In a hearing before the Commissioner of Investigation of the City of New York, appellant refused to state whether he was then a member of the Communist Party and based his refusal to answer on the fifth amendment to the United States Constitution. He was thereafter discharged as an employee of the New York Transit Authority pursuant to provisions of the New York Security Risk Law' which allows dismissal of employees of security agencies who are found to be of "doubtful trust and reliability." Without seeking administrative remedies, appellant brought a proceeding in the state court for reinstatement contending that the finding was based solely upon his use of the fifth amendment, thus depriving him of due process. The trial court dismissed the proceeding and the United States Supreme Court, treating the appeal as a petition for certiorari, affirmed. A dismissal from employment based on a refusal to answer questions relevant to employment does not violate due process, and this is so although the refusal is accompanied by the invocation of the fifth amendment.
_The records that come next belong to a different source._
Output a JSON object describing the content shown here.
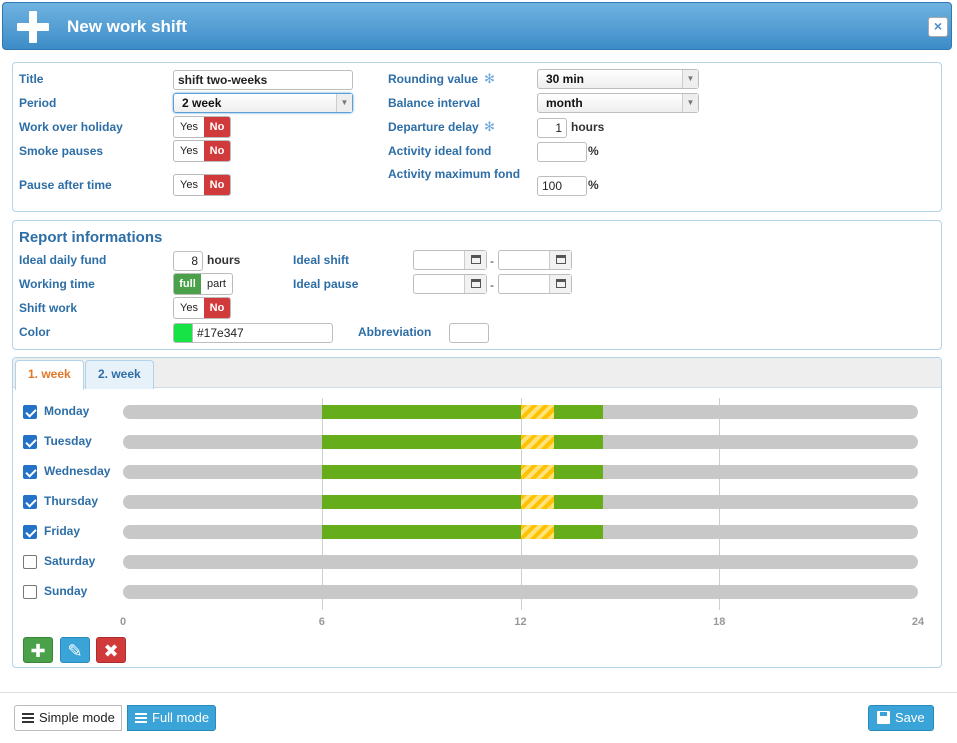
{
  "window": {
    "title": "New work shift",
    "close_label": "×"
  },
  "general": {
    "title_label": "Title",
    "title_value": "shift two-weeks",
    "period_label": "Period",
    "period_value": "2 week",
    "work_over_holiday_label": "Work over holiday",
    "smoke_pauses_label": "Smoke pauses",
    "pause_after_time_label": "Pause after time",
    "rounding_label": "Rounding value",
    "rounding_value": "30 min",
    "balance_label": "Balance interval",
    "balance_value": "month",
    "departure_label": "Departure delay",
    "departure_value": "1",
    "departure_unit": "hours",
    "ideal_fond_label": "Activity ideal fond",
    "ideal_fond_value": "",
    "ideal_fond_unit": "%",
    "max_fond_label": "Activity maximum fond",
    "max_fond_value": "100",
    "max_fond_unit": "%"
  },
  "toggles": {
    "yes": "Yes",
    "no": "No",
    "full": "full",
    "part": "part"
  },
  "report": {
    "section_title": "Report informations",
    "ideal_daily_fund_label": "Ideal daily fund",
    "ideal_daily_fund_value": "8",
    "ideal_daily_fund_unit": "hours",
    "working_time_label": "Working time",
    "shift_work_label": "Shift work",
    "color_label": "Color",
    "color_value": "#17e347",
    "ideal_shift_label": "Ideal shift",
    "ideal_pause_label": "Ideal pause",
    "range_separator": "-",
    "abbreviation_label": "Abbreviation",
    "abbreviation_value": ""
  },
  "tabs": [
    {
      "label": "1. week",
      "active": true
    },
    {
      "label": "2. week",
      "active": false
    }
  ],
  "schedule": {
    "axis_ticks": [
      "0",
      "6",
      "12",
      "18",
      "24"
    ],
    "axis_range": [
      0,
      24
    ],
    "days": [
      {
        "name": "Monday",
        "checked": true,
        "segments": [
          {
            "type": "work",
            "start": 6,
            "end": 12
          },
          {
            "type": "pause",
            "start": 12,
            "end": 13
          },
          {
            "type": "work",
            "start": 13,
            "end": 14.5
          }
        ]
      },
      {
        "name": "Tuesday",
        "checked": true,
        "segments": [
          {
            "type": "work",
            "start": 6,
            "end": 12
          },
          {
            "type": "pause",
            "start": 12,
            "end": 13
          },
          {
            "type": "work",
            "start": 13,
            "end": 14.5
          }
        ]
      },
      {
        "name": "Wednesday",
        "checked": true,
        "segments": [
          {
            "type": "work",
            "start": 6,
            "end": 12
          },
          {
            "type": "pause",
            "start": 12,
            "end": 13
          },
          {
            "type": "work",
            "start": 13,
            "end": 14.5
          }
        ]
      },
      {
        "name": "Thursday",
        "checked": true,
        "segments": [
          {
            "type": "work",
            "start": 6,
            "end": 12
          },
          {
            "type": "pause",
            "start": 12,
            "end": 13
          },
          {
            "type": "work",
            "start": 13,
            "end": 14.5
          }
        ]
      },
      {
        "name": "Friday",
        "checked": true,
        "segments": [
          {
            "type": "work",
            "start": 6,
            "end": 12
          },
          {
            "type": "pause",
            "start": 12,
            "end": 13
          },
          {
            "type": "work",
            "start": 13,
            "end": 14.5
          }
        ]
      },
      {
        "name": "Saturday",
        "checked": false,
        "segments": []
      },
      {
        "name": "Sunday",
        "checked": false,
        "segments": []
      }
    ]
  },
  "footer": {
    "simple_mode": "Simple mode",
    "full_mode": "Full mode",
    "save": "Save"
  },
  "colors": {
    "work": "#65ad1a",
    "pause": "#ffc200",
    "track": "#c8c8c8",
    "accent": "#3aa3d8",
    "danger": "#d13a3a"
  }
}
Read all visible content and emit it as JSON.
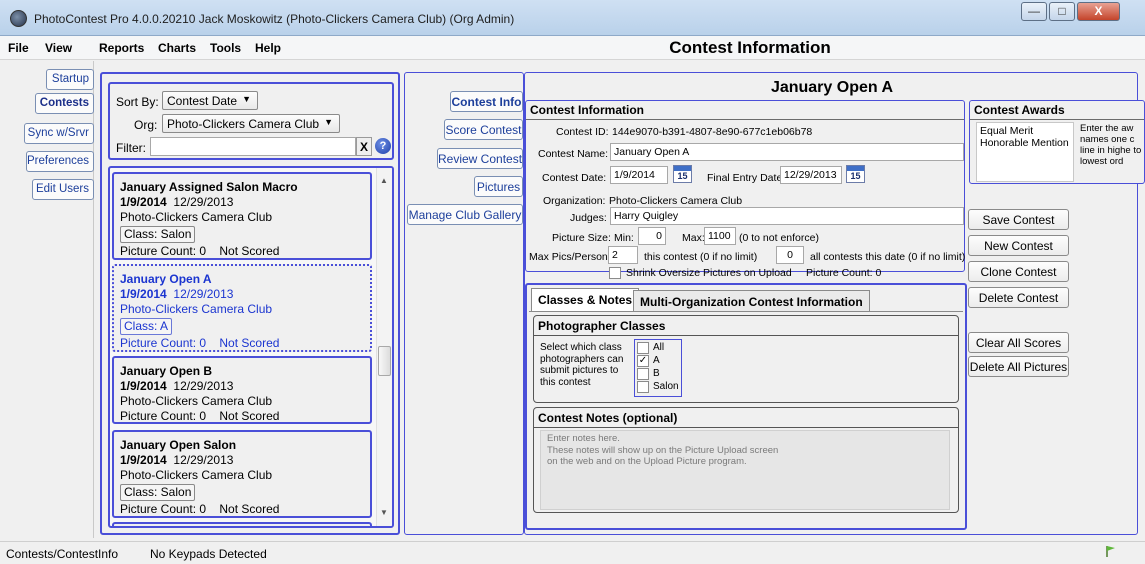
{
  "window": {
    "title": "PhotoContest Pro 4.0.0.20210 Jack Moskowitz (Photo-Clickers Camera Club) (Org Admin)",
    "minimize": "—",
    "maximize": "□",
    "close": "X"
  },
  "menu": [
    "File",
    "View",
    "Reports",
    "Charts",
    "Tools",
    "Help"
  ],
  "page_heading": "Contest Information",
  "nav": [
    "Startup",
    "Contests",
    "Sync w/Srvr",
    "Preferences",
    "Edit Users"
  ],
  "list_panel": {
    "sort_label": "Sort By:",
    "sort_value": "Contest Date",
    "org_label": "Org:",
    "org_value": "Photo-Clickers Camera Club",
    "filter_label": "Filter:",
    "filter_value": "",
    "clear_label": "X",
    "help_label": "?",
    "contests": [
      {
        "name": "January Assigned Salon Macro",
        "date": "1/9/2014",
        "entry": "12/29/2013",
        "org": "Photo-Clickers Camera Club",
        "class": "Class: Salon",
        "count": "Picture Count: 0",
        "status": "Not Scored"
      },
      {
        "name": "January Open A",
        "date": "1/9/2014",
        "entry": "12/29/2013",
        "org": "Photo-Clickers Camera Club",
        "class": "Class: A",
        "count": "Picture Count: 0",
        "status": "Not Scored"
      },
      {
        "name": "January Open B",
        "date": "1/9/2014",
        "entry": "12/29/2013",
        "org": "Photo-Clickers Camera Club",
        "class": "",
        "count": "Picture Count: 0",
        "status": "Not Scored"
      },
      {
        "name": "January Open Salon",
        "date": "1/9/2014",
        "entry": "12/29/2013",
        "org": "Photo-Clickers Camera Club",
        "class": "Class: Salon",
        "count": "Picture Count: 0",
        "status": "Not Scored"
      }
    ]
  },
  "subnav": [
    "Contest Info",
    "Score Contest",
    "Review Contest",
    "Pictures",
    "Manage Club Gallery"
  ],
  "contest": {
    "heading": "January Open A",
    "section_title": "Contest Information",
    "id_label": "Contest ID:",
    "id_value": "144e9070-b391-4807-8e90-677c1eb06b78",
    "name_label": "Contest Name:",
    "name_value": "January Open A",
    "date_label": "Contest Date:",
    "date_value": "1/9/2014",
    "final_label": "Final Entry Date:",
    "final_value": "12/29/2013",
    "cal_day": "15",
    "org_label": "Organization:",
    "org_value": "Photo-Clickers Camera Club",
    "judges_label": "Judges:",
    "judges_value": "Harry Quigley",
    "size_label": "Picture Size:",
    "min_label": "Min:",
    "min_value": "0",
    "max_label": "Max:",
    "max_value": "1100",
    "max_note": "(0 to not enforce)",
    "maxpics_label": "Max Pics/Person:",
    "maxpics_value": "2",
    "maxpics_note": "this contest (0 if no limit)",
    "allcontests_value": "0",
    "allcontests_note": "all contests this date (0 if no limit)",
    "shrink_label": "Shrink Oversize Pictures on Upload",
    "picture_count": "Picture Count: 0"
  },
  "awards": {
    "title": "Contest Awards",
    "items": [
      "Equal Merit",
      "Honorable Mention"
    ],
    "hint": "Enter the aw names one c line in highe to lowest ord"
  },
  "actions": [
    "Save Contest",
    "New Contest",
    "Clone Contest",
    "Delete Contest",
    "Clear All Scores",
    "Delete All Pictures"
  ],
  "tabs": [
    "Classes & Notes",
    "Multi-Organization Contest Information"
  ],
  "classes": {
    "title": "Photographer Classes",
    "description": "Select which class photographers can submit pictures to this contest",
    "options": [
      {
        "label": "All",
        "checked": false
      },
      {
        "label": "A",
        "checked": true
      },
      {
        "label": "B",
        "checked": false
      },
      {
        "label": "Salon",
        "checked": false
      }
    ],
    "check_mark": "✓"
  },
  "notes": {
    "title": "Contest Notes (optional)",
    "placeholder": "Enter notes here.\nThese notes will show up on the Picture Upload screen\non the web and on the Upload Picture program."
  },
  "status": {
    "path": "Contests/ContestInfo",
    "keypads": "No Keypads Detected"
  },
  "colors": {
    "accent_border": "#4a4fd8",
    "nav_text": "#1d3f9b",
    "selected_text": "#1b35d0"
  }
}
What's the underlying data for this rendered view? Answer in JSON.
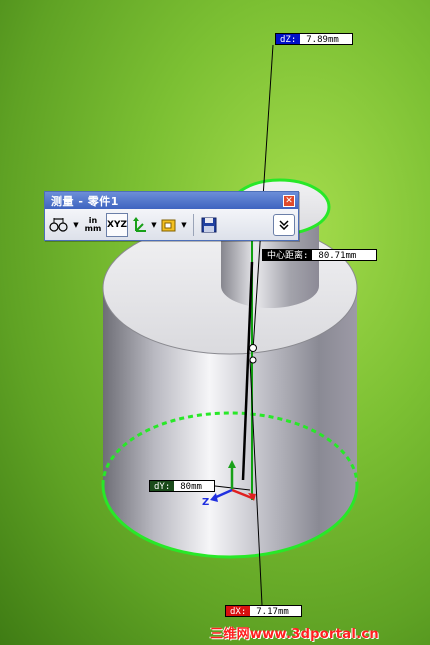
{
  "toolbar": {
    "title": "测量 - 零件1",
    "close_glyph": "✕",
    "units_top": "in",
    "units_bottom": "mm",
    "xyz_label": "XYZ",
    "buttons": [
      {
        "name": "arc-circle-measure-button",
        "icon": "arc-circle-icon",
        "has_dropdown": true
      },
      {
        "name": "units-precision-button",
        "icon": "units-icon",
        "has_dropdown": false
      },
      {
        "name": "xyz-measurements-button",
        "icon": "xyz-icon",
        "has_dropdown": false,
        "pressed": true
      },
      {
        "name": "projection-button",
        "icon": "projection-axis-icon",
        "has_dropdown": true
      },
      {
        "name": "coordinate-system-button",
        "icon": "coordinate-system-icon",
        "has_dropdown": true
      },
      {
        "name": "save-button",
        "icon": "save-icon",
        "has_dropdown": false
      },
      {
        "name": "expand-button",
        "icon": "chevron-double-down-icon",
        "has_dropdown": false
      }
    ]
  },
  "measurements": {
    "dz": {
      "key": "dZ:",
      "value": "7.89mm",
      "color": "#0010c8"
    },
    "center_distance": {
      "key": "中心距离:",
      "value": "80.71mm",
      "color": "#000000"
    },
    "dy": {
      "key": "dY:",
      "value": "80mm",
      "color": "#1a4a1a"
    },
    "dx": {
      "key": "dX:",
      "value": "7.17mm",
      "color": "#d81010"
    }
  },
  "triad": {
    "z_label": "Z"
  },
  "watermark": {
    "text": "三维网www.3dportal.cn"
  },
  "colors": {
    "background": "#7cc033",
    "highlight_edge": "#28e828",
    "measure_line": "#000000"
  }
}
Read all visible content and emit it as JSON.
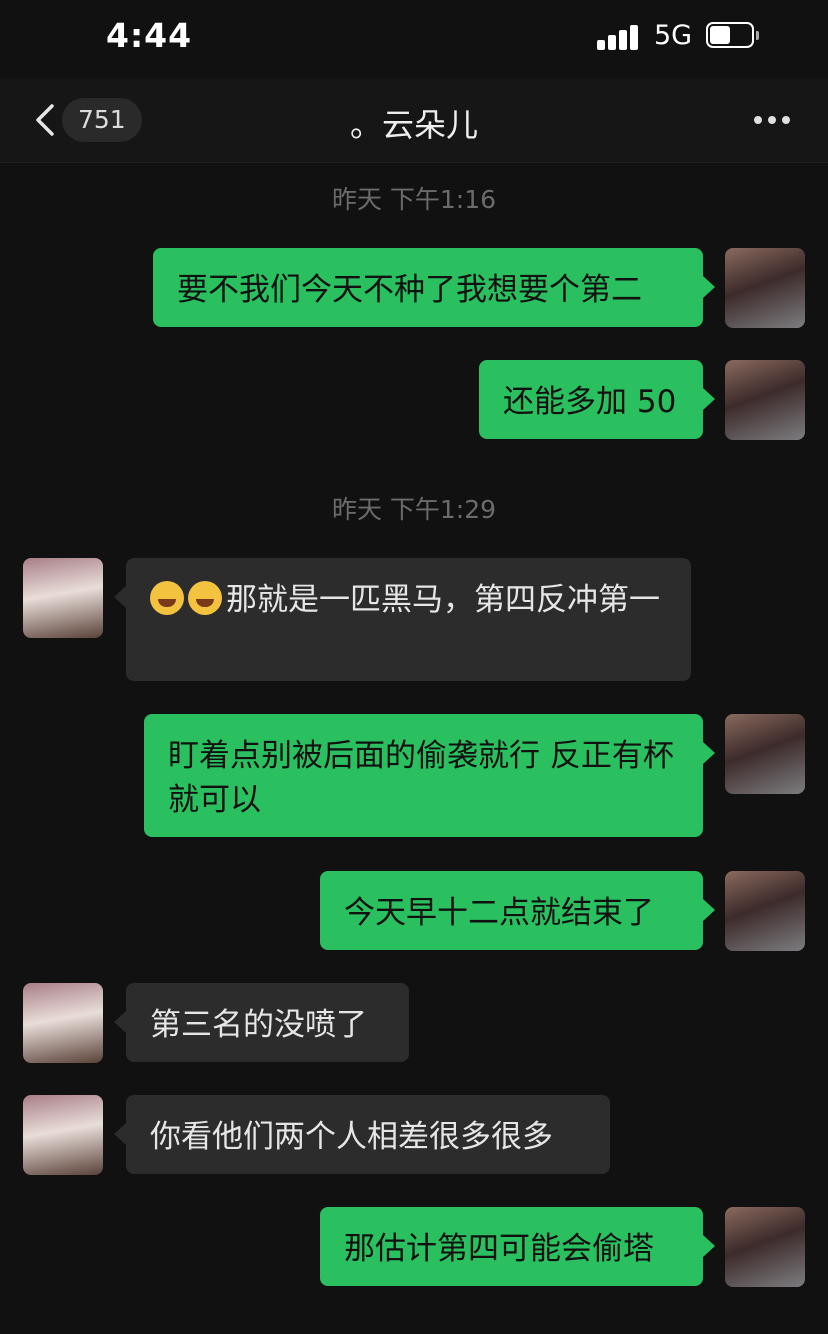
{
  "status": {
    "time": "4:44",
    "network": "5G"
  },
  "nav": {
    "unread_count": "751",
    "title": "。云朵儿"
  },
  "timestamps": [
    "昨天 下午1:16",
    "昨天 下午1:29"
  ],
  "messages": [
    {
      "from": "me",
      "text": "要不我们今天不种了我想要个第二"
    },
    {
      "from": "me",
      "text": "还能多加 50"
    },
    {
      "from": "them",
      "emoji": "crying-laughing-emoji",
      "text": "那就是一匹黑马，第四反冲第一"
    },
    {
      "from": "me",
      "text": "盯着点别被后面的偷袭就行 反正有杯就可以"
    },
    {
      "from": "me",
      "text": "今天早十二点就结束了"
    },
    {
      "from": "them",
      "text": "第三名的没喷了"
    },
    {
      "from": "them",
      "text": "你看他们两个人相差很多很多"
    },
    {
      "from": "me",
      "text": "那估计第四可能会偷塔"
    }
  ],
  "colors": {
    "background": "#111111",
    "outgoing_bubble": "#2bc05f",
    "incoming_bubble": "#2c2c2c",
    "timestamp": "#6b6b6b"
  }
}
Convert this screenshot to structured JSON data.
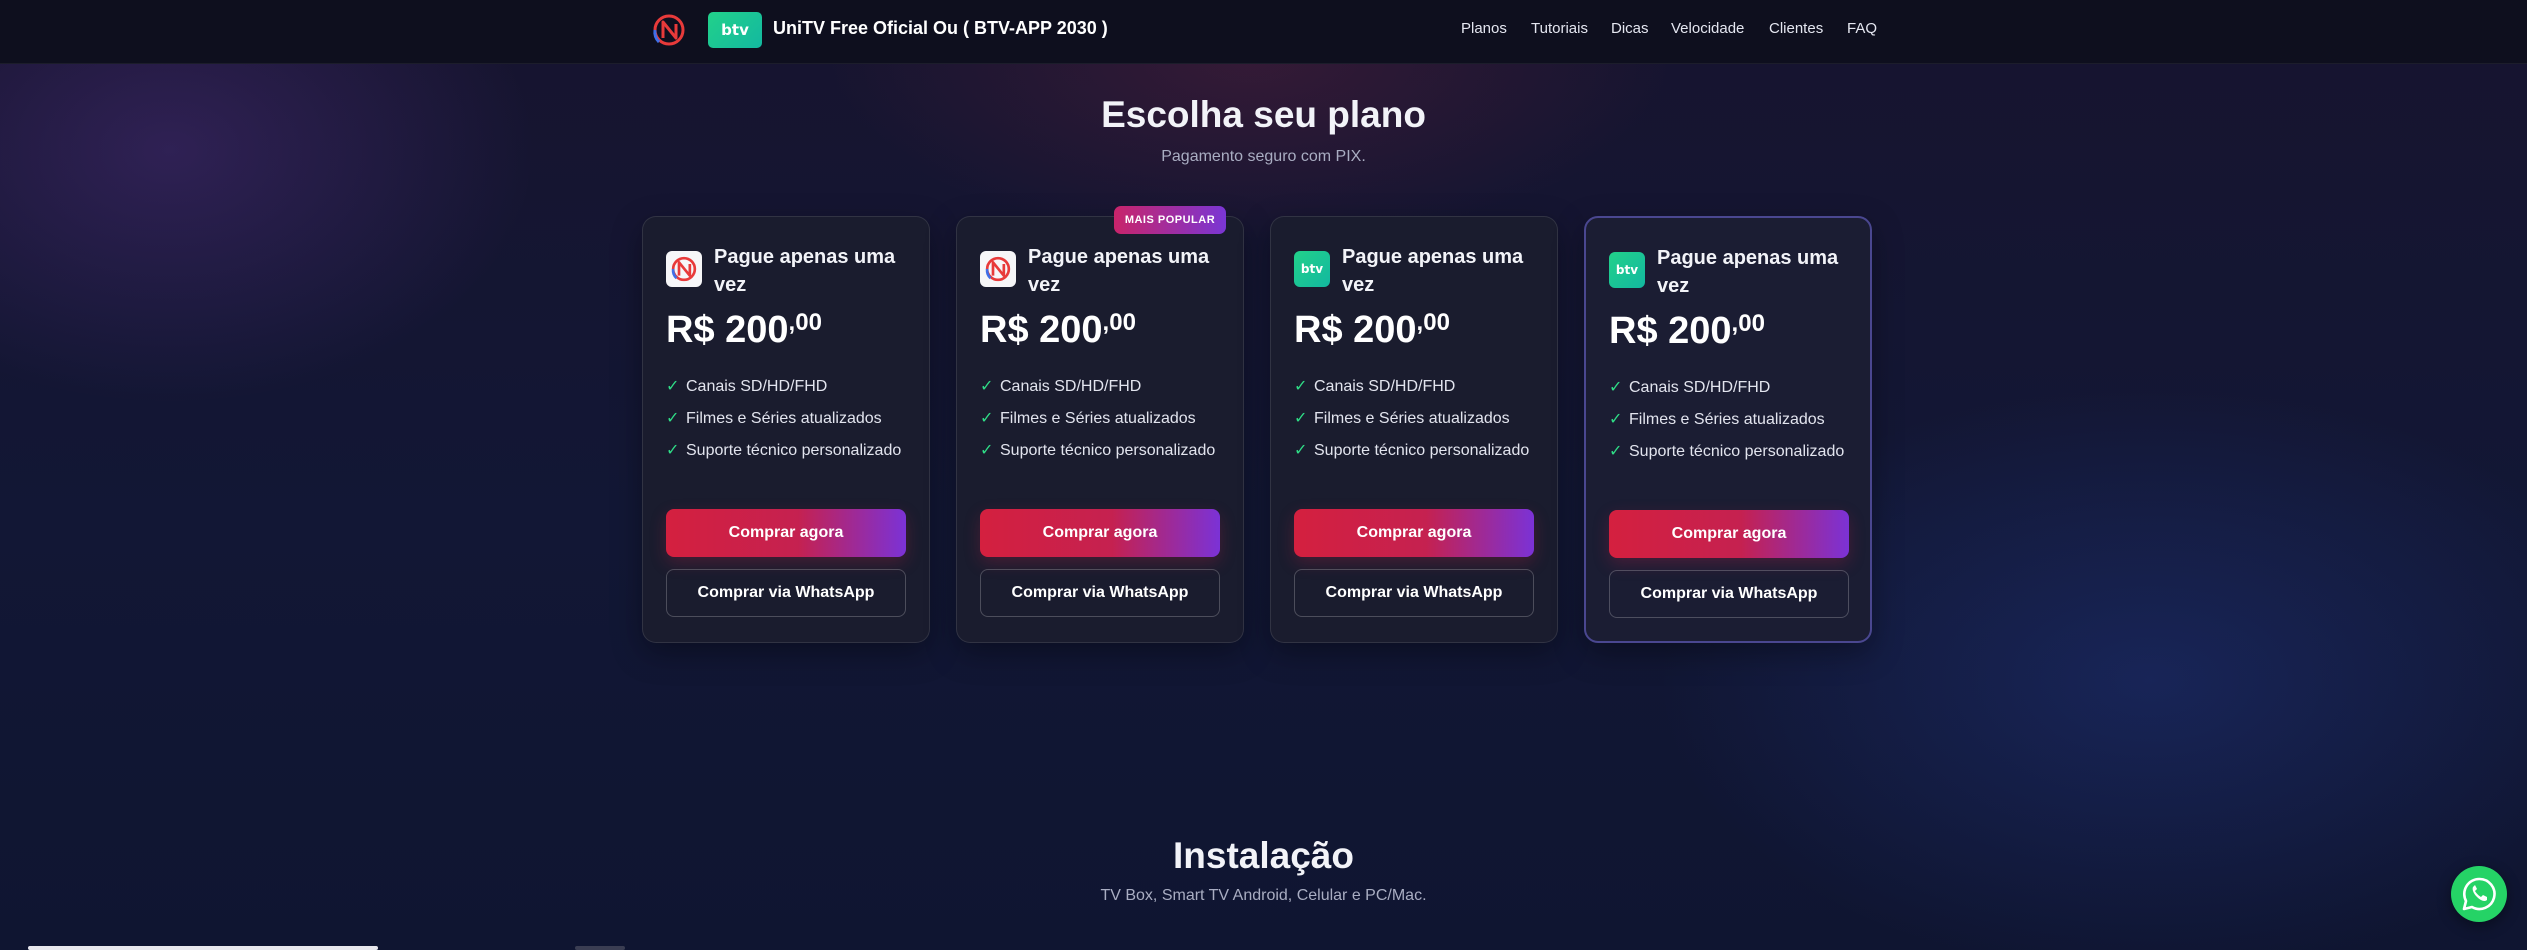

Law Review Staff,
12 Vanderbilt Law Review
Available at: https://scholarship.law.vanderbilt.edu/vlr/vol12/iss1/13